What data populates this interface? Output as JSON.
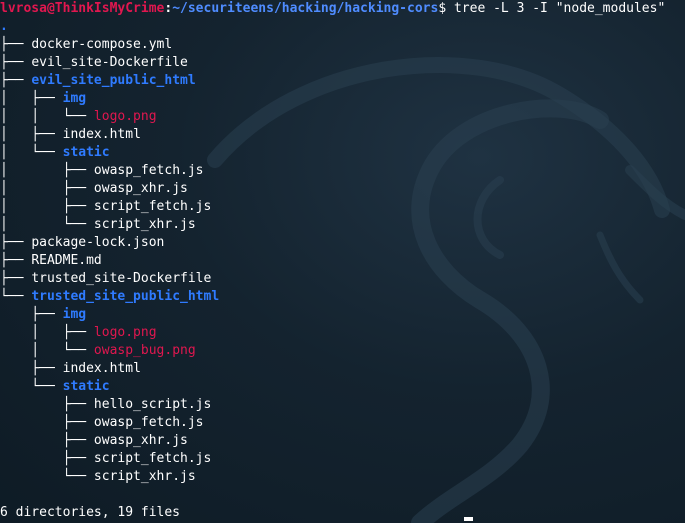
{
  "prompt": {
    "user_host": "lvrosa@ThinkIsMyCrime",
    "separator": ":",
    "path": "~/securiteens/hacking/hacking-cors",
    "command": "$ tree -L 3 -I \"node_modules\""
  },
  "tree": {
    "root": ".",
    "entries": [
      {
        "prefix": "├── ",
        "name": "docker-compose.yml",
        "type": "file"
      },
      {
        "prefix": "├── ",
        "name": "evil_site-Dockerfile",
        "type": "file"
      },
      {
        "prefix": "├── ",
        "name": "evil_site_public_html",
        "type": "dir"
      },
      {
        "prefix": "│   ├── ",
        "name": "img",
        "type": "dir"
      },
      {
        "prefix": "│   │   └── ",
        "name": "logo.png",
        "type": "png"
      },
      {
        "prefix": "│   ├── ",
        "name": "index.html",
        "type": "file"
      },
      {
        "prefix": "│   └── ",
        "name": "static",
        "type": "dir"
      },
      {
        "prefix": "│       ├── ",
        "name": "owasp_fetch.js",
        "type": "file"
      },
      {
        "prefix": "│       ├── ",
        "name": "owasp_xhr.js",
        "type": "file"
      },
      {
        "prefix": "│       ├── ",
        "name": "script_fetch.js",
        "type": "file"
      },
      {
        "prefix": "│       └── ",
        "name": "script_xhr.js",
        "type": "file"
      },
      {
        "prefix": "├── ",
        "name": "package-lock.json",
        "type": "file"
      },
      {
        "prefix": "├── ",
        "name": "README.md",
        "type": "file"
      },
      {
        "prefix": "├── ",
        "name": "trusted_site-Dockerfile",
        "type": "file"
      },
      {
        "prefix": "└── ",
        "name": "trusted_site_public_html",
        "type": "dir"
      },
      {
        "prefix": "    ├── ",
        "name": "img",
        "type": "dir"
      },
      {
        "prefix": "    │   ├── ",
        "name": "logo.png",
        "type": "png"
      },
      {
        "prefix": "    │   └── ",
        "name": "owasp_bug.png",
        "type": "png"
      },
      {
        "prefix": "    ├── ",
        "name": "index.html",
        "type": "file"
      },
      {
        "prefix": "    └── ",
        "name": "static",
        "type": "dir"
      },
      {
        "prefix": "        ├── ",
        "name": "hello_script.js",
        "type": "file"
      },
      {
        "prefix": "        ├── ",
        "name": "owasp_fetch.js",
        "type": "file"
      },
      {
        "prefix": "        ├── ",
        "name": "owasp_xhr.js",
        "type": "file"
      },
      {
        "prefix": "        ├── ",
        "name": "script_fetch.js",
        "type": "file"
      },
      {
        "prefix": "        └── ",
        "name": "script_xhr.js",
        "type": "file"
      }
    ]
  },
  "summary": "6 directories, 19 files",
  "colors": {
    "background": "#14232f",
    "user_host": "#e0174f",
    "path": "#4f8cff",
    "directory": "#2f7bff",
    "png_file": "#e0174f",
    "text": "#ffffff"
  }
}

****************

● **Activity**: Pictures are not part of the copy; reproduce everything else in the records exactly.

● **Your solution**:
What data populates this interface? Output as JSON.
{
  "prompt": {
    "user_host": "lvrosa@ThinkIsMyCrime",
    "separator": ":",
    "path": "~/securiteens/hacking/hacking-cors",
    "command": "$ tree -L 3 -I \"node_modules\""
  },
  "tree": {
    "root": ".",
    "entries": [
      {
        "prefix": "├── ",
        "name": "docker-compose.yml",
        "type": "file"
      },
      {
        "prefix": "├── ",
        "name": "evil_site-Dockerfile",
        "type": "file"
      },
      {
        "prefix": "├── ",
        "name": "evil_site_public_html",
        "type": "dir"
      },
      {
        "prefix": "│   ├── ",
        "name": "img",
        "type": "dir"
      },
      {
        "prefix": "│   │   └── ",
        "name": "logo.png",
        "type": "png"
      },
      {
        "prefix": "│   ├── ",
        "name": "index.html",
        "type": "file"
      },
      {
        "prefix": "│   └── ",
        "name": "static",
        "type": "dir"
      },
      {
        "prefix": "│       ├── ",
        "name": "owasp_fetch.js",
        "type": "file"
      },
      {
        "prefix": "│       ├── ",
        "name": "owasp_xhr.js",
        "type": "file"
      },
      {
        "prefix": "│       ├── ",
        "name": "script_fetch.js",
        "type": "file"
      },
      {
        "prefix": "│       └── ",
        "name": "script_xhr.js",
        "type": "file"
      },
      {
        "prefix": "├── ",
        "name": "package-lock.json",
        "type": "file"
      },
      {
        "prefix": "├── ",
        "name": "README.md",
        "type": "file"
      },
      {
        "prefix": "├── ",
        "name": "trusted_site-Dockerfile",
        "type": "file"
      },
      {
        "prefix": "└── ",
        "name": "trusted_site_public_html",
        "type": "dir"
      },
      {
        "prefix": "    ├── ",
        "name": "img",
        "type": "dir"
      },
      {
        "prefix": "    │   ├── ",
        "name": "logo.png",
        "type": "png"
      },
      {
        "prefix": "    │   └── ",
        "name": "owasp_bug.png",
        "type": "png"
      },
      {
        "prefix": "    ├── ",
        "name": "index.html",
        "type": "file"
      },
      {
        "prefix": "    └── ",
        "name": "static",
        "type": "dir"
      },
      {
        "prefix": "        ├── ",
        "name": "hello_script.js",
        "type": "file"
      },
      {
        "prefix": "        ├── ",
        "name": "owasp_fetch.js",
        "type": "file"
      },
      {
        "prefix": "        ├── ",
        "name": "owasp_xhr.js",
        "type": "file"
      },
      {
        "prefix": "        ├── ",
        "name": "script_fetch.js",
        "type": "file"
      },
      {
        "prefix": "        └── ",
        "name": "script_xhr.js",
        "type": "file"
      }
    ]
  },
  "summary": "6 directories, 19 files",
  "colors": {
    "background": "#14232f",
    "user_host": "#e0174f",
    "path": "#4f8cff",
    "directory": "#2f7bff",
    "png_file": "#e0174f",
    "text": "#ffffff"
  }
}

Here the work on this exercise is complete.